search

Friday, May 24, 2024

ESG impact on the M&A market

Sylwia Ziemacka talks to Dr Fabian Elzanowski, an attorney with over 12 years of experience in M&A and corporate law and a founding Partner...

Asia’s Poland meets Europe’s Korea

Poland and Korea were both ruled by foreign powers at the start of the 20th century, Poland partitioned between Austria, Germany and Russia, and...

Terra Electrorecycling plant now operational

Terra Electrorecycling, part of the Elemental Group, has opened a modern e-waste processing plants in Poland in Grodzisk Mazowiecki. The new installation will enable...

The Transformative Power of EdTech

In this enlightening video, we delve into the critical role of digital transformation in reshaping education systems globally. With education facing numerous challenges, the...

75 is the new 65

Age no longer bothers companies Every fifth employer (22%) plans to employ seniors, according to a study by the Progres Group. This number may increase...

Real men take note

From April 26, 2023, fathers in Poland have had the individual right to parental leave, of which nine weeks a year are reserved only for them – if they do not use it, they will lose it.

The new legal order does not affect the position of mothers, but aims to help them develop their potential on the labor market and in other areas of social life.

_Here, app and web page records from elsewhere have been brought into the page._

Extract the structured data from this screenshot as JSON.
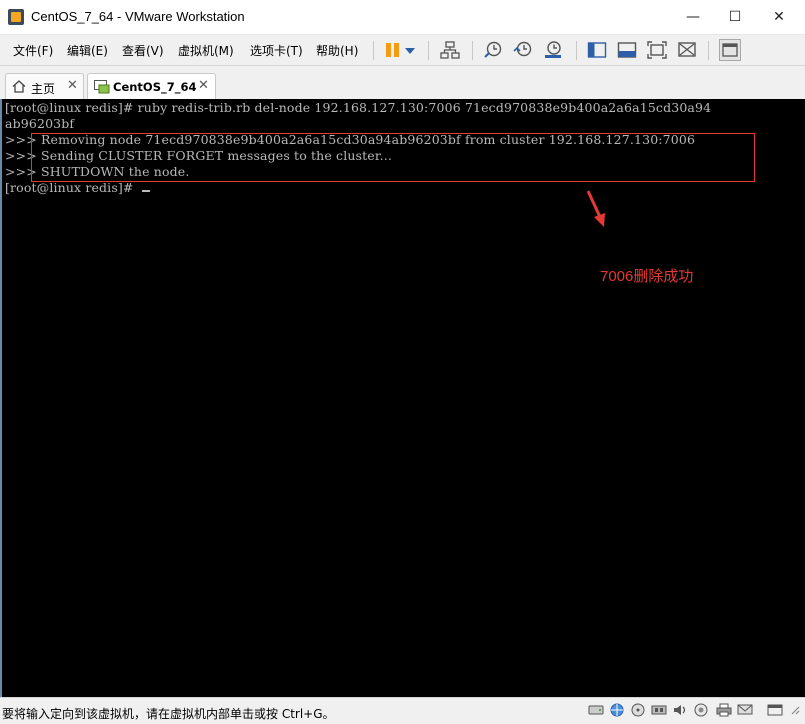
{
  "window": {
    "title": "CentOS_7_64 - VMware Workstation",
    "controls": {
      "minimize": "—",
      "maximize": "☐",
      "close": "✕"
    }
  },
  "menu": {
    "items": [
      "文件(F)",
      "编辑(E)",
      "查看(V)",
      "虚拟机(M)",
      "选项卡(T)",
      "帮助(H)"
    ]
  },
  "toolbar": {
    "icons": [
      "pause-icon",
      "dropdown-icon",
      "network-icon",
      "snapshot-icon",
      "revert-snapshot-icon",
      "snapshot-manager-icon",
      "console-view-icon",
      "fit-guest-icon",
      "fullscreen-icon",
      "unity-icon",
      "library-icon"
    ]
  },
  "tabs": [
    {
      "label": "主页",
      "icon": "home-icon",
      "close": "✕",
      "active": false
    },
    {
      "label": "CentOS_7_64",
      "icon": "vm-icon",
      "close": "✕",
      "active": true
    }
  ],
  "terminal": {
    "lines": [
      "[root@linux redis]# ruby redis-trib.rb del-node 192.168.127.130:7006 71ecd970838e9b400a2a6a15cd30a94",
      "ab96203bf",
      ">>> Removing node 71ecd970838e9b400a2a6a15cd30a94ab96203bf from cluster 192.168.127.130:7006",
      ">>> Sending CLUSTER FORGET messages to the cluster...",
      ">>> SHUTDOWN the node.",
      "[root@linux redis]# "
    ],
    "annotation": "7006删除成功",
    "annotation_color": "#e53935",
    "highlight_color": "#e53935"
  },
  "status": {
    "text": "要将输入定向到该虚拟机，请在虚拟机内部单击或按 Ctrl+G。",
    "icons": [
      "hdd-icon",
      "network-icon",
      "cdrom-icon",
      "usb-icon",
      "sound-icon",
      "display-icon",
      "printer-icon",
      "message-icon"
    ]
  }
}
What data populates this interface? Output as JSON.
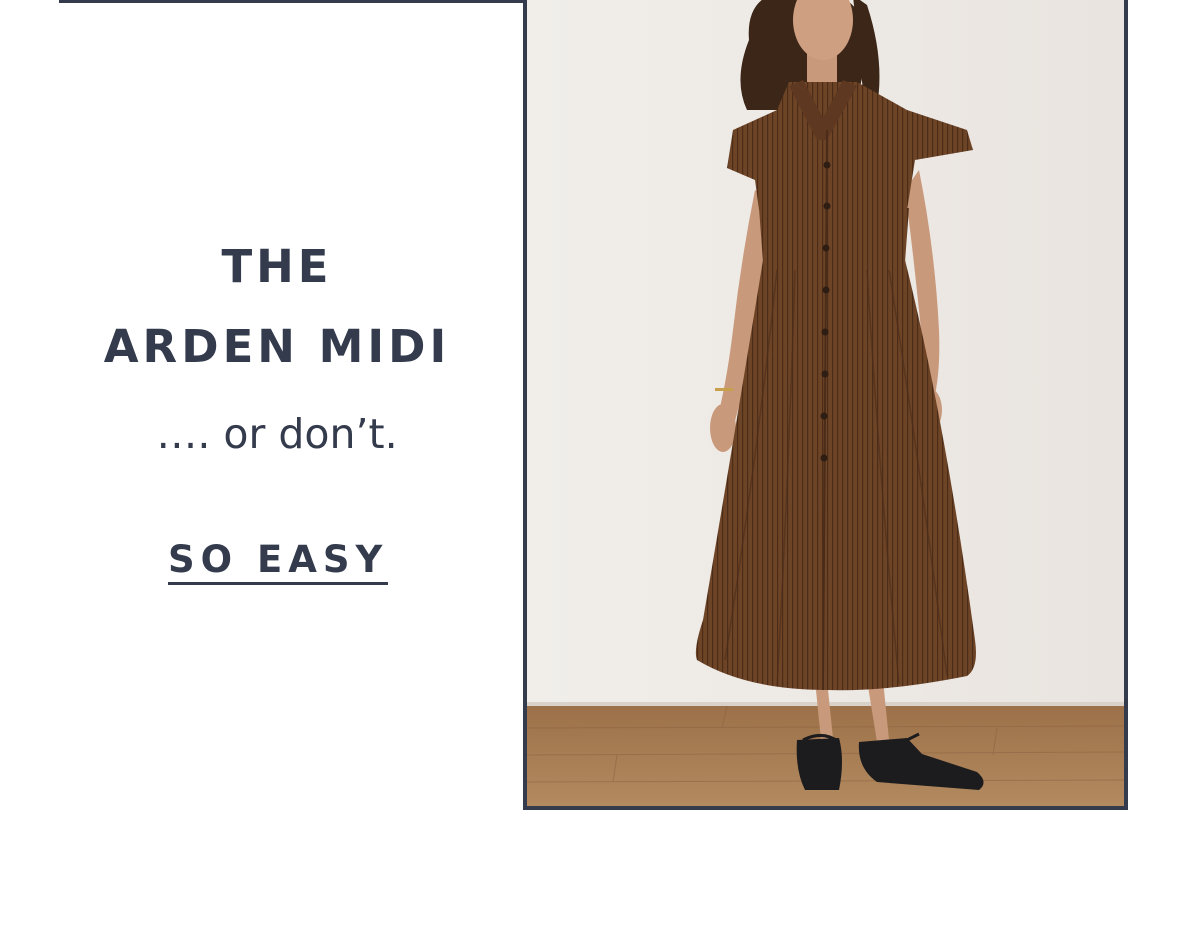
{
  "promo": {
    "headline_line1": "THE",
    "headline_line2": "ARDEN MIDI",
    "tagline": "…. or don’t.",
    "cta_label": "SO EASY"
  },
  "photo": {
    "subject": "model-wearing-brown-pinstripe-shirt-dress",
    "colors": {
      "frame": "#333b4c",
      "wall": "#efebe7",
      "floor": "#a57a52",
      "dress": "#6e4427",
      "shoes": "#1c1c1e"
    }
  },
  "theme": {
    "text_color": "#333b4c",
    "background": "#ffffff"
  }
}
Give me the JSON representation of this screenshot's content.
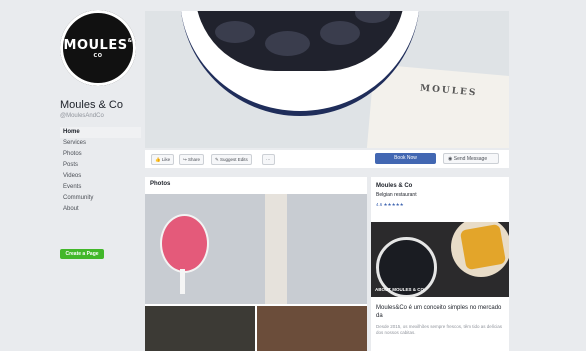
{
  "page": {
    "logo_text": "MOULES",
    "logo_sup": "& CO",
    "name": "Moules & Co",
    "handle": "@MoulesAndCo",
    "create_page": "Create a Page"
  },
  "nav": [
    "Home",
    "Services",
    "Photos",
    "Posts",
    "Videos",
    "Events",
    "Community",
    "About"
  ],
  "cover": {
    "menu_text": "MOULES"
  },
  "actions": {
    "like": "Like",
    "share": "Share",
    "suggest": "Suggest Edits",
    "more": "···",
    "book": "Book Now",
    "message": "Send Message"
  },
  "photos": {
    "title": "Photos"
  },
  "info": {
    "name": "Moules & Co",
    "category": "Belgian restaurant",
    "rating": "4.6 ★★★★★",
    "about_label": "ABOUT MOULES & CO",
    "desc_main": "Moules&Co é um conceito simples no mercado da",
    "desc_sub": "Desde 2015, os mexilhões sempre frescos, têm tido as delícias dos nossos cabitas."
  }
}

As evidenced by research from other countries, it is aimed to improve the situation of men themselves, because today a “real man” means something completely different than in the past.

In the past, it was enough to have a good job and support a family financially in order to receive the title of “real man.”

“The cult of the man as the sole breadwinner is collapsing because the stereotypical man does not fit into the new vision of the world. In the past, for men, taking care of the family meant ensuring its financial security. Today, it more and more often means building bonds, i.e. ensuring emotional security. This is a big generational change,” says Karolina Andrian, president of the Share the Care Foundation, initiator of the “100 PRO MAN. How to benefit from paternity and nine weeks of parental leave only for fathers,” which started on June 23 on Father’s Day.

Its purpose is to make fathers aware of the important role they have to play in the lives of their children, because the foundation’s research shows that many are not aware of it. The guide published as part of the campaign explains, in an accessible way, e.g. how men can take advantage of the “new” parental leave and how their partners and employers can support them.

Brands play an important role in this process of transformation of masculinity and fatherhood. Gillette, a brand belonging to Procter&Gamble portfolio, a strategic partner of the “100 PRO MAN” campaign, has always supported men to look, feel, and be their best every day. Seeing that the parental role is becoming an important part of men’s identification, it aims to support men with the rights tools and information on fatherhood to become equally important to the child as mom.

 “Progressive society increasingly recognizes men as role models for the next generation. Men don’t just want to be the ones making money and providing for the family. They increasingly see the value in building relationships with their children and their partners by sharing the care,” says Goran Sutinovski, Brand Director of the Gillette brand in Central Europe.

We are witnessing the creation of new social norms, but in order to move from declarations to reality, both women and men must “do their homework”. While both agree that both genders are equally good carers for their children (79%), so far only 1% of men have taken parental leave. “With the entry into force of the work-life balance directive, men gain nine weeks of parental leave for themselves. They no longer ‘take’ anything from their partner. We hope that this will encourage several dozen percent of men to take advantage of this opportunity to build bonds with their children and support their partners in their professional development,” stresses Andrian.

In Iceland, where gender equality is socially established, 66% of Polish fathers living in the country take parental leave. This is probably the best proof that a favorable environment and regulations change reality, and cultural patterns recede into the background.

“The world is moving forward and so are we. It is often easier to fly on the proverbial autopilot brought from home than to stop and consider whether what I am doing is consistent with what I want. Often, even when we know what we want, we postpone the implementation of our plans or the implementation of the desired resolutions for later. The question is why and is it worth it? No, because there are things you shouldn’t postpone. The opportunity to engage and get to know your children from the earliest months is an important experience and one that will not be repeated. Children grow up and even if they need us, it’s at a different stage, in a different area. That is why it is worth being present from the beginning, at various stages of our children’s lives, because time cannot be turned back,” says Sutinovski.

We invite you to download the guide: 100 PRO MAN. How to benefit from paternity and nine weeks of parental leave only for fathers

Sylwia Ziemacka
Sylwia Ziemacka
“I believe our unique selling point is that we focus on what brings us together. Poland Weekly offers something you will not find anywhere else: a truly international and unifying perspective focused on content that builds cooperation and mutual understanding. This attitude doesn't make us naïve, but it allows us to focus on mutual understanding and a search for solutions. There are so many new challenges that we are all facing, such as energy transformation, climate change and supply chain disruption, to name but a few. By working together and sharing good practices, we can achieve so much more.”
MUST READ